» Task instructions:
The entries below are to be reproduced in full, exactly as written.

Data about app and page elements
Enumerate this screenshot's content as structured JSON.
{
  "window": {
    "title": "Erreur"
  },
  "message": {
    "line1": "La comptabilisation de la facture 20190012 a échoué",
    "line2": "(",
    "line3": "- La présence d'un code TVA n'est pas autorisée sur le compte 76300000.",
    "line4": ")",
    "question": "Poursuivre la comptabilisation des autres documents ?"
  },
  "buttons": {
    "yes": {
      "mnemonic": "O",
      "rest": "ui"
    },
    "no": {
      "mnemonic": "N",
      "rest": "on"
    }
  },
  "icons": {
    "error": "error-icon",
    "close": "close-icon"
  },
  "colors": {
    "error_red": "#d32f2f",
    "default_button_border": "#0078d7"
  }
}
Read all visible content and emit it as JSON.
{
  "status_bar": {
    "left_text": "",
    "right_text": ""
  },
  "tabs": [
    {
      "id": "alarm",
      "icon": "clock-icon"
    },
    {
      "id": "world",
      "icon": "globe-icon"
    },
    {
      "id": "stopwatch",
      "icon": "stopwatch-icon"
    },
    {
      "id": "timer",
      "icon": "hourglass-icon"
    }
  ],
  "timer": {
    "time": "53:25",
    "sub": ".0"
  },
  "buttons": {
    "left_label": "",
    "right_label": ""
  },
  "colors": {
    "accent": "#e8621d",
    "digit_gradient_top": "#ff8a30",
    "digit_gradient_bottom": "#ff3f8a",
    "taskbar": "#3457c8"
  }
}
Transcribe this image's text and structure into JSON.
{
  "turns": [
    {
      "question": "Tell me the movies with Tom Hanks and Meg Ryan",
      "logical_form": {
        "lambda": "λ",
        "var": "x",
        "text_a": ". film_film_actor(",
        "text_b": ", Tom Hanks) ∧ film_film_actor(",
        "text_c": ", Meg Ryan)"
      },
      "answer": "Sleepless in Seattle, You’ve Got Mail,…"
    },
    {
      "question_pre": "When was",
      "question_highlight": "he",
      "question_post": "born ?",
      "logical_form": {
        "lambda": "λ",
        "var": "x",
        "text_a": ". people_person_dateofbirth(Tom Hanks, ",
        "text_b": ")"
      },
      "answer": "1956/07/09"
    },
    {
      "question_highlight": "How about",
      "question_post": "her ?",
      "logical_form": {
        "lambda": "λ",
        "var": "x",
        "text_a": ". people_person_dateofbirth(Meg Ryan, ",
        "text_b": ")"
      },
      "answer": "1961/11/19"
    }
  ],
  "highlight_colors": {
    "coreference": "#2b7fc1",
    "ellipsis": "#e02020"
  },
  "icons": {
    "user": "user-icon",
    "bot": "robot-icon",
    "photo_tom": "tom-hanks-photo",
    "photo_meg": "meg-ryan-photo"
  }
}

» Final answer:
Enumerate this screenshot's content as structured JSON.
{
  "window": {
    "title": "Erreur"
  },
  "message": {
    "line1": "La comptabilisation de la facture 20190012 a échoué",
    "line2": "(",
    "line3": "- La présence d'un code TVA n'est pas autorisée sur le compte 76300000.",
    "line4": ")",
    "question": "Poursuivre la comptabilisation des autres documents ?"
  },
  "buttons": {
    "yes": {
      "mnemonic": "O",
      "rest": "ui"
    },
    "no": {
      "mnemonic": "N",
      "rest": "on"
    }
  },
  "icons": {
    "error": "error-icon",
    "close": "close-icon"
  },
  "colors": {
    "error_red": "#d32f2f",
    "default_button_border": "#0078d7"
  }
}
Read all visible content and emit it as JSON.
{
  "status_bar": {
    "left_text": "",
    "right_text": ""
  },
  "tabs": [
    {
      "id": "alarm",
      "icon": "clock-icon"
    },
    {
      "id": "world",
      "icon": "globe-icon"
    },
    {
      "id": "stopwatch",
      "icon": "stopwatch-icon"
    },
    {
      "id": "timer",
      "icon": "hourglass-icon"
    }
  ],
  "timer": {
    "time": "53:25",
    "sub": ".0"
  },
  "buttons": {
    "left_label": "",
    "right_label": ""
  },
  "colors": {
    "accent": "#e8621d",
    "digit_gradient_top": "#ff8a30",
    "digit_gradient_bottom": "#ff3f8a",
    "taskbar": "#3457c8"
  }
}
Transcribe this image's text and structure into JSON.
{
  "turns": [
    {
      "question": "Tell me the movies with Tom Hanks and Meg Ryan",
      "logical_form": {
        "lambda": "λ",
        "var": "x",
        "text_a": ". film_film_actor(",
        "text_b": ", Tom Hanks) ∧ film_film_actor(",
        "text_c": ", Meg Ryan)"
      },
      "answer": "Sleepless in Seattle, You’ve Got Mail,…"
    },
    {
      "question_pre": "When was",
      "question_highlight": "he",
      "question_post": "born ?",
      "logical_form": {
        "lambda": "λ",
        "var": "x",
        "text_a": ". people_person_dateofbirth(Tom Hanks, ",
        "text_b": ")"
      },
      "answer": "1956/07/09"
    },
    {
      "question_highlight": "How about",
      "question_post": "her ?",
      "logical_form": {
        "lambda": "λ",
        "var": "x",
        "text_a": ". people_person_dateofbirth(Meg Ryan, ",
        "text_b": ")"
      },
      "answer": "1961/11/19"
    }
  ],
  "highlight_colors": {
    "coreference": "#2b7fc1",
    "ellipsis": "#e02020"
  },
  "icons": {
    "user": "user-icon",
    "bot": "robot-icon",
    "photo_tom": "tom-hanks-photo",
    "photo_meg": "meg-ryan-photo"
  }
}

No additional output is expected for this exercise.